That’s the prediction of Nemertes Research, which will be publishing a report later this year warning that the Web has reached a critical point that could lead first to computers being disrupted and going offline for several minutes in a time, and eventually regular brownouts that will slow and even freeze their computers. (Times Online via KurzweilAI.net.)
The primary culprit is burgeoning demand for high-bandwidth video: the report notes that the amount of traffic generated each month by YouTube is now equivalent to the amount of traffic generated across the entire Internet in all of 2000, and new video applications such as BBC iPlayer, which allows viewers to watch high-def TV on their computers. (And I guess by providing links to those sites I’m contributing to the problem!)

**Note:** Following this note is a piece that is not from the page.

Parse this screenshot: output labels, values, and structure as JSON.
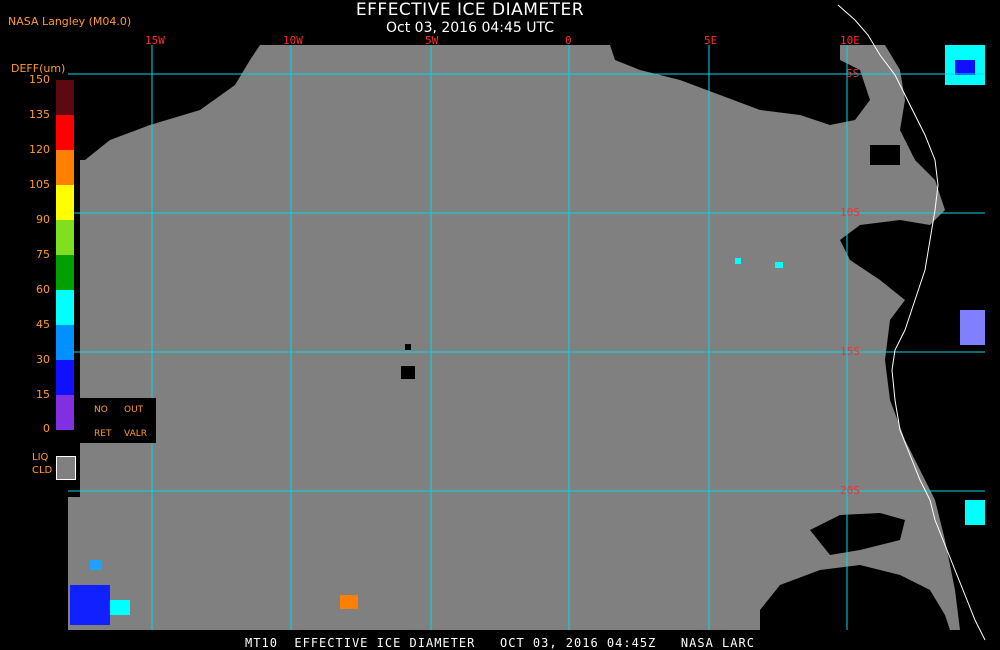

Monthly traffic across the Internet is currently running at about eight exabytes (an exabyte is 1,000,000,000,000,000,000 bytes), and a recent study at the University of Minnesota estimates its growing by at least 60 percent a year–and that study didn’t take into account growing demand in China and India.
Engineers are struggling to stay ahead of demand, and find other ways to deal with impending deadlock (such as the LHC Computing Grid, a parallel network designed to handle the massive amounts of data the Large Hadron Collider will produce), but it may be impossible.
In other words, we may be living in the Golden Age of the Internet. But if it all crumbles around us, at least we’ll have something to tell the grandchildren.
(Image: Wikimedia Commons.)